*** Begin section ***
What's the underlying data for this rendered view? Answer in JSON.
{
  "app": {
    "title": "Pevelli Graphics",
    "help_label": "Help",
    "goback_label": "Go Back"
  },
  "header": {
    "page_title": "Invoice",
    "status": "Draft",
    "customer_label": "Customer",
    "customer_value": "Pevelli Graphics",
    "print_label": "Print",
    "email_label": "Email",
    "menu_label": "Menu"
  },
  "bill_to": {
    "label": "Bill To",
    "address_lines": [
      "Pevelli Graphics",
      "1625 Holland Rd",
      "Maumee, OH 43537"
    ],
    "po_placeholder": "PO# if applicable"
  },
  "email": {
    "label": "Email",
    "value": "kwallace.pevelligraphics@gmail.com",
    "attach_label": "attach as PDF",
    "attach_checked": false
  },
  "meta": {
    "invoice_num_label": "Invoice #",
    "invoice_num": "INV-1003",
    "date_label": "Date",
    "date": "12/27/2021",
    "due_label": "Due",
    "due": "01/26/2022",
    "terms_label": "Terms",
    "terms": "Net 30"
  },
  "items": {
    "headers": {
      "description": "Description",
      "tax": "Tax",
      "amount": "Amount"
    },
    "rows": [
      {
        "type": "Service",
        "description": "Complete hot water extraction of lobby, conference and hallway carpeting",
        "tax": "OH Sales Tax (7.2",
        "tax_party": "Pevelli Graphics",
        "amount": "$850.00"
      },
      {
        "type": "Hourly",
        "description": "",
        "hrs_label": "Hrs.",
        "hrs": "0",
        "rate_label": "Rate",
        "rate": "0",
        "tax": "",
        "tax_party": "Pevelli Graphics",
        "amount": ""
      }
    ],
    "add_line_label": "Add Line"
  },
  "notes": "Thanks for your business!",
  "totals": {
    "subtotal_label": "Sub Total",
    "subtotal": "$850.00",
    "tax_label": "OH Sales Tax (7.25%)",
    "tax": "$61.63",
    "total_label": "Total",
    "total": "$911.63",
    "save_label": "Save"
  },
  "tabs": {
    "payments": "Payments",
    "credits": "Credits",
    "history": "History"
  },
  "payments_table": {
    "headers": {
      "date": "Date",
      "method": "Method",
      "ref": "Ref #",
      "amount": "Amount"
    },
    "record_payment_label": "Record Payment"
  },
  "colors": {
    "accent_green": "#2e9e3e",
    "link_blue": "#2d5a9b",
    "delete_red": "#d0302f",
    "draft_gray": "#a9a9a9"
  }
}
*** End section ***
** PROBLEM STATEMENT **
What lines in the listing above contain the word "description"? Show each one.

** SOLVED EXERCISE **
      "description": "Description",
        "description": "Complete hot water extraction of lobby, conference and hallway carpeting",
        "description": "",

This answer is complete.